Flashcards in AC-Ch. 3 Soil Science Deck (44)
Group of soil bacteria resembling fungi. They play a role in the decomposition of organic matter and the release of mineral elements
Close cluster or mix of small particles of soil and/or organic matter of varying sizes that are bonded together; sand, gravel or small rocks in soil and/or sand, gravel, or small rocks used under paved surfaces
Clusters of flowers or fruits that appear as a single unit
Individual tree crowns that form a canopy
Ion that carries a negative charge
Ability of a soil to maintain its pH
Mass of soil per unit volume. Often used as a measure of compaction
Water held in the capillary pores of the soil much of this water can move in any direction and is readily available to plant roots
Positively charged ion.
What are the most abundant cations in soil
Calcium.
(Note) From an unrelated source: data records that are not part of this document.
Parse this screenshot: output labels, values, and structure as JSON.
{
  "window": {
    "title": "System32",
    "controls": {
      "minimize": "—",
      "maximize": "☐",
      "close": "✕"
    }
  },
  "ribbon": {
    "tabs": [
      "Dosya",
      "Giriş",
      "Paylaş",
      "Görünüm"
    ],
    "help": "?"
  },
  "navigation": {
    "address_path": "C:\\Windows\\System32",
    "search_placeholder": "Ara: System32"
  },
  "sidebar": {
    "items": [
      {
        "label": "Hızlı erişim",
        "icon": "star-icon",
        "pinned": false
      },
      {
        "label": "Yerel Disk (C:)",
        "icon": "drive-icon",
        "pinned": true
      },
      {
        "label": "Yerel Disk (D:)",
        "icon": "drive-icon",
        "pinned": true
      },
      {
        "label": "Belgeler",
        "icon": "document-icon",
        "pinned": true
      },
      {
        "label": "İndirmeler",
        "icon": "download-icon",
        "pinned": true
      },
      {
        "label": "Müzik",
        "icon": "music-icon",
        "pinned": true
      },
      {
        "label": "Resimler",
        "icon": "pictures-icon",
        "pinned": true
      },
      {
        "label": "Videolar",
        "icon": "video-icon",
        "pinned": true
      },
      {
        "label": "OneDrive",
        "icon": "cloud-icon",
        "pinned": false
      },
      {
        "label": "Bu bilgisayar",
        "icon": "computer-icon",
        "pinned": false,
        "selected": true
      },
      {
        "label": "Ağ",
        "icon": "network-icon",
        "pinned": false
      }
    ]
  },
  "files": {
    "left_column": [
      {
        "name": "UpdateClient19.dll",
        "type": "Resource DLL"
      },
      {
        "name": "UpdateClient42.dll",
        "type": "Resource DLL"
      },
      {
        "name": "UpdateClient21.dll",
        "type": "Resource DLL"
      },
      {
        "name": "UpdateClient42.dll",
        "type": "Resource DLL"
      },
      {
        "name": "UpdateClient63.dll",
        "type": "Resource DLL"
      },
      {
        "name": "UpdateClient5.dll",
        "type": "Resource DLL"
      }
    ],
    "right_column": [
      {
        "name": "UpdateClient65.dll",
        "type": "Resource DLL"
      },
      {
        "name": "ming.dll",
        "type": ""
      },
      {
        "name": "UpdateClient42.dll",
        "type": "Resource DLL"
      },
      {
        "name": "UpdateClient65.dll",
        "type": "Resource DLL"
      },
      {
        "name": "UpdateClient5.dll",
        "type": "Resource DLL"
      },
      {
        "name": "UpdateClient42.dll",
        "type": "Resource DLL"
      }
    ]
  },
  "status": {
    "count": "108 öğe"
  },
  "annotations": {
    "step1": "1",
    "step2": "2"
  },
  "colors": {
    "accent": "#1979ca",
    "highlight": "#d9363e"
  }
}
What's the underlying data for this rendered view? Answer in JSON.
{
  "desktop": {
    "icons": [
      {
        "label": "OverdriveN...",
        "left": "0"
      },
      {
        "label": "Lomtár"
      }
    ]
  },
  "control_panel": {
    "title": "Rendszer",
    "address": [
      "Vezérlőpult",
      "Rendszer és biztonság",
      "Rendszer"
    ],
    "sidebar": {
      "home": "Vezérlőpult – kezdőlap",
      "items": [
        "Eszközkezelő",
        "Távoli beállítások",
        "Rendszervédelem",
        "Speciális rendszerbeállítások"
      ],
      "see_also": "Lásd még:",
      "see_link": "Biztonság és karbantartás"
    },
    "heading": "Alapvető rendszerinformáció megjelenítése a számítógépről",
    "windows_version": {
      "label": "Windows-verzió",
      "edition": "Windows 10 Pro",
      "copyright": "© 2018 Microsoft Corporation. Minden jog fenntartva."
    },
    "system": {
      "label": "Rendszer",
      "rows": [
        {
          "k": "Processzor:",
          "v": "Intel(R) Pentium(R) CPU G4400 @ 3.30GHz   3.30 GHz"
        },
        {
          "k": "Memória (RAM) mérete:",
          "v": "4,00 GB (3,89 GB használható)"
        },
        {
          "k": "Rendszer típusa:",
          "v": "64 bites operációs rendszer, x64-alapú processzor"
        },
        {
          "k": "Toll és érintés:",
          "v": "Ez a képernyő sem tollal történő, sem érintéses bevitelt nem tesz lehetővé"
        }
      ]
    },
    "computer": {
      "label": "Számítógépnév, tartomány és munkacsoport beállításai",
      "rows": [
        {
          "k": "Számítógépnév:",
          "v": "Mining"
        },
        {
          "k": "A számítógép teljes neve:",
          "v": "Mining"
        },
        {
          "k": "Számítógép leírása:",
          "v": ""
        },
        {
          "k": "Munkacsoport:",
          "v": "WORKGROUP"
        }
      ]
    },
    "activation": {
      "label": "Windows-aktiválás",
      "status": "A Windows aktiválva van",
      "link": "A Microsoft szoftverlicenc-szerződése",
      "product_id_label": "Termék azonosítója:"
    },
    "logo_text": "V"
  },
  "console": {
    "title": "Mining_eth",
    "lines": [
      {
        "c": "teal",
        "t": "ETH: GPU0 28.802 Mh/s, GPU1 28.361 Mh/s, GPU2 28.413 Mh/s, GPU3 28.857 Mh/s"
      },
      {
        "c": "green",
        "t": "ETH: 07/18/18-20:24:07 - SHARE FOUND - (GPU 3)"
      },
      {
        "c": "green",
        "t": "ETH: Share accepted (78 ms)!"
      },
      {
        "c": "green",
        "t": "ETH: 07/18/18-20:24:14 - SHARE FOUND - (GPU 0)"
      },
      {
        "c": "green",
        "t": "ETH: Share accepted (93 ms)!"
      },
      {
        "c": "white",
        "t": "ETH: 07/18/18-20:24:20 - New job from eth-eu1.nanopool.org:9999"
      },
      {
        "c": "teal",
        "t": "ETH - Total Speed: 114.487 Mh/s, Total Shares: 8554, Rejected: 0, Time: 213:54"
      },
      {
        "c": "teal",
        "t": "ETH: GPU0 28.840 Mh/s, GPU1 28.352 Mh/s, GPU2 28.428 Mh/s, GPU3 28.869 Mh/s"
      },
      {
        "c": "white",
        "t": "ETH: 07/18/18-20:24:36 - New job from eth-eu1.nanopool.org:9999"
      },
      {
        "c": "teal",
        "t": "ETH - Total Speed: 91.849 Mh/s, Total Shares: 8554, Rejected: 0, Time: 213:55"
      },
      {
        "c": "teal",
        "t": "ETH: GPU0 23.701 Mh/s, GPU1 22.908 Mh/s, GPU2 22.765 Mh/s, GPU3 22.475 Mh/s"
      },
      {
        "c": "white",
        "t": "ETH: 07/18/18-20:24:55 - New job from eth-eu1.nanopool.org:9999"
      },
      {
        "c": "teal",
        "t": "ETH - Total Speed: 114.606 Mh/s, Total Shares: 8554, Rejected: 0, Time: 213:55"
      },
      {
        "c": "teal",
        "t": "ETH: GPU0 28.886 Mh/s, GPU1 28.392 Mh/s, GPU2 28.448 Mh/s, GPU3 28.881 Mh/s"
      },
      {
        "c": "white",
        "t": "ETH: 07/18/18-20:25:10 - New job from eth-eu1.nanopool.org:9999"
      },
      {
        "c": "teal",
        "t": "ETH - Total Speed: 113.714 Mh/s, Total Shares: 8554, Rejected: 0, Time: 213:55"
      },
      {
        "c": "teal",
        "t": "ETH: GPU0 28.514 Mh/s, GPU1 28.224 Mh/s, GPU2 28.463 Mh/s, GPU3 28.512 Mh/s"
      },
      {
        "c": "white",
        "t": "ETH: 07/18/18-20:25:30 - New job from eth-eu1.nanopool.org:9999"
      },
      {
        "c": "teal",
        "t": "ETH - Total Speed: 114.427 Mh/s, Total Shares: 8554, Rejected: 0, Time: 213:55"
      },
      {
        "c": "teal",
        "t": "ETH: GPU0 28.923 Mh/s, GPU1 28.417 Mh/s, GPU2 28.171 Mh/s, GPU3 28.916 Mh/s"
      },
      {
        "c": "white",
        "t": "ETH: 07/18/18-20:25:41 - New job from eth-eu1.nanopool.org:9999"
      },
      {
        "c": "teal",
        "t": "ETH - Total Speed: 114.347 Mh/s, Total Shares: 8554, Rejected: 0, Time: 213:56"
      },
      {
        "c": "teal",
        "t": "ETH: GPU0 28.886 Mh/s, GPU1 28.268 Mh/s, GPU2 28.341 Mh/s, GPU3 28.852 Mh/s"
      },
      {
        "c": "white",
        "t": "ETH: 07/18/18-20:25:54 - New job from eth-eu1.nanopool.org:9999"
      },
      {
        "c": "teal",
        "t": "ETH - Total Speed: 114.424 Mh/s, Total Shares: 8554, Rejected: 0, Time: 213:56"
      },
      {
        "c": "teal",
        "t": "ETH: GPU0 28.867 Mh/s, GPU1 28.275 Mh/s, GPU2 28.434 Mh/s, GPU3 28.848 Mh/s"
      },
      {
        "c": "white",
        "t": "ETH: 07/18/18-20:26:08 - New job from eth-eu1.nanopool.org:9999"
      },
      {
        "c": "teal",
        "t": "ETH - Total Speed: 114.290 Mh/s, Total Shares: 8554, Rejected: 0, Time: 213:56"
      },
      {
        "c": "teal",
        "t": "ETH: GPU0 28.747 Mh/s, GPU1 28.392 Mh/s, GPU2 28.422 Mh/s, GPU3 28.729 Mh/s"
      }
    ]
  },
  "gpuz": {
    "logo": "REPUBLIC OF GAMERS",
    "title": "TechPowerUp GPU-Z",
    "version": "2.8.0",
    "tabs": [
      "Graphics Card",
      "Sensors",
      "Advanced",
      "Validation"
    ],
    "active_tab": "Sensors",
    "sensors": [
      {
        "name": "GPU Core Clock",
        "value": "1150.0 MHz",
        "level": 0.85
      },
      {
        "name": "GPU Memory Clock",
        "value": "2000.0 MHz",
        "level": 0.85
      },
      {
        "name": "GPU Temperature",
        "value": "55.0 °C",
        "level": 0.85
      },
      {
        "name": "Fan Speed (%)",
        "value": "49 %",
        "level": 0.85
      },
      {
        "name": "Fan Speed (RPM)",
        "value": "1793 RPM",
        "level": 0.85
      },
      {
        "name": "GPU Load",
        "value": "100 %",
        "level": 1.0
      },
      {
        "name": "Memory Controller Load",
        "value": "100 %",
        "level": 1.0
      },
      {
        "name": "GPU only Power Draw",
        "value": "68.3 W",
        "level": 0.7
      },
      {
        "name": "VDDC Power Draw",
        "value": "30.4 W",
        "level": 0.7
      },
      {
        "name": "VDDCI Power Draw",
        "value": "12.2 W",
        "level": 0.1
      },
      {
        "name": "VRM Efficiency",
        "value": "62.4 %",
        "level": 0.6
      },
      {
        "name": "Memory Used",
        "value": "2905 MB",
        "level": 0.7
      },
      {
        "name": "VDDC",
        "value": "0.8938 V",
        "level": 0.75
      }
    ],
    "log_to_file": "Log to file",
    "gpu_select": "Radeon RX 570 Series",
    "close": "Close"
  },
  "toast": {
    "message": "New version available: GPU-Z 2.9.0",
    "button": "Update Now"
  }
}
Magnesium. Potassium. Sodium. Aluminum.
Ability of a soil to absorb and hold cations. Affected by soil pH. Measures soil fertility, clay composition, and enginnering characteristics.
Cation exchanged capacity CEC
Soil particles with a typical grain size less than .004 mm.
Substance or solution that oozes out of injured plant cells or is secreted through membrane pores
Maximum soil moisture content following the drainage of water due to the force of gravity.
Water that drains from the larger soil macropores due to the force of gravity.
Layer of soil within the soil profile
Dark colored, stable form of organic matter that remains after most of the plant or animal residues have decomposed
Atom or a group of atoms with a positive or negative charge
Tendency for elements or compounds to wash down through or into the soil
Soil texture classification based on a certain ratio of sand, silt, and clay. Considered ideal for plant growth.
Relatively large space between soil particles that is usually air filled and allows for water movement and root penetration
Space between soil particles that is relatively small and likely to be water filled
Process in which an organic substance is converted to or trapped in inorganic substance
Microscopic roundworm. Many are beneficial organisms, but some feed on plant tissues and may cause disease or damage
Movement of mineral elements within an ecosystem as organic matter decomposes, releasing bound nutrients back to plants
Layer of organic at the soil surface
Soil bedrock or base material from which a soil profile develops
Point at which a plant cannot pull any more water from the soil and suffers permanent damage.
Permanent wilting point
Unit of measure that describes the alkalinity or acidity of a solution. Negative log of the hydrogen ion concentration.